The mortgage debt deal designed to ease debt service costs to distressed FX loan holders is "a decent compromise" with potentially neutral long-term market implications, London-based analysts said on Friday.
In a research note released to investors in London, Barclays Capital said that even though the government "seems to have been unafraid to pursue unorthodox policies", it likely realized quickly that the issue of FX-indebted households in Hungary was simply "too big" to be solved by a radical policy response, for example a mass conversion of the FX-denominated loans.
Hence, it adopted an approach that "shows its desire to help, but on a limited scale".
Each of the elements is subject to additional rules, designed to contain the scope and associated risks. As a result, the programme does not have strong long-term market implications.
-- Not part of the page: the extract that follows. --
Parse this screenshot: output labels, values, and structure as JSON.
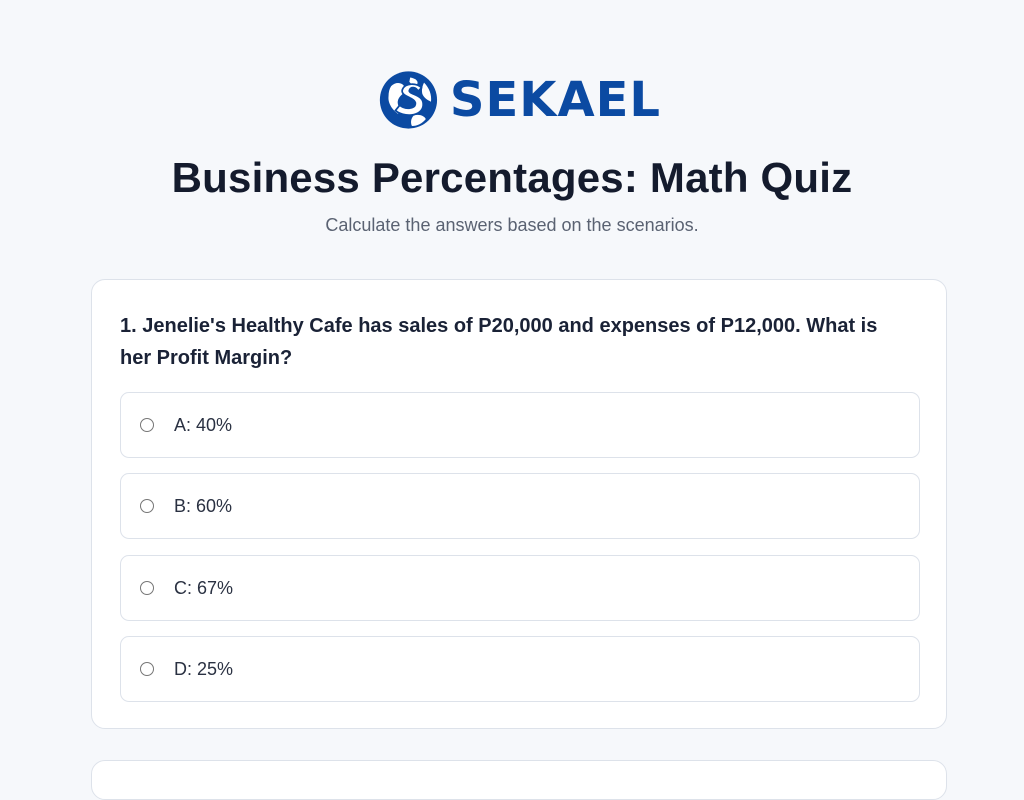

Also, it shifts some of the risks associated with FX debt from the household sector to the government and banking sectors, but the fundamental burden from heavy FX indebtedness has not been removed.
Thus, Hungary's macro performance (growth, current account, fiscal) will still determine whether the programme will lead to pressure on government finances - if guarantees are called - or banks' profits and, ultimately, the exchange rate, Barclays Capital said.
The forint has held out well this week, "in our view helped by investor relief that the ... agreement on legacy FX-linked loans contained no major surprises".
The programme does contain "some" surprises, the main of which being a quota system for foreclosures once the blanket moratorium on these lapses on 1 July.
Importantly, however, the programme has categorically ruled out any debt forgiveness, and this may still act as a deterrent to the moral hazard of Hungarian households which could continue servicing their debt potentially opting not to in the hope that there might be some form of debt forgiveness, Barclays Capital said.
The other surprise is that while the ban on euro-linked mortgages will be lifted, the criteria for household eligibility is high, with borrowers required to have an income in euros at least 15 times the minimum wage to be eligible to apply. "We had anticipated that the re-introduction of these mortgages could have positive effects on the HUF ... However, the sums involved could be modest given the new criteria". This means that "the forint will not benefit as much from the positive flow implications from the programme as we had anticipated".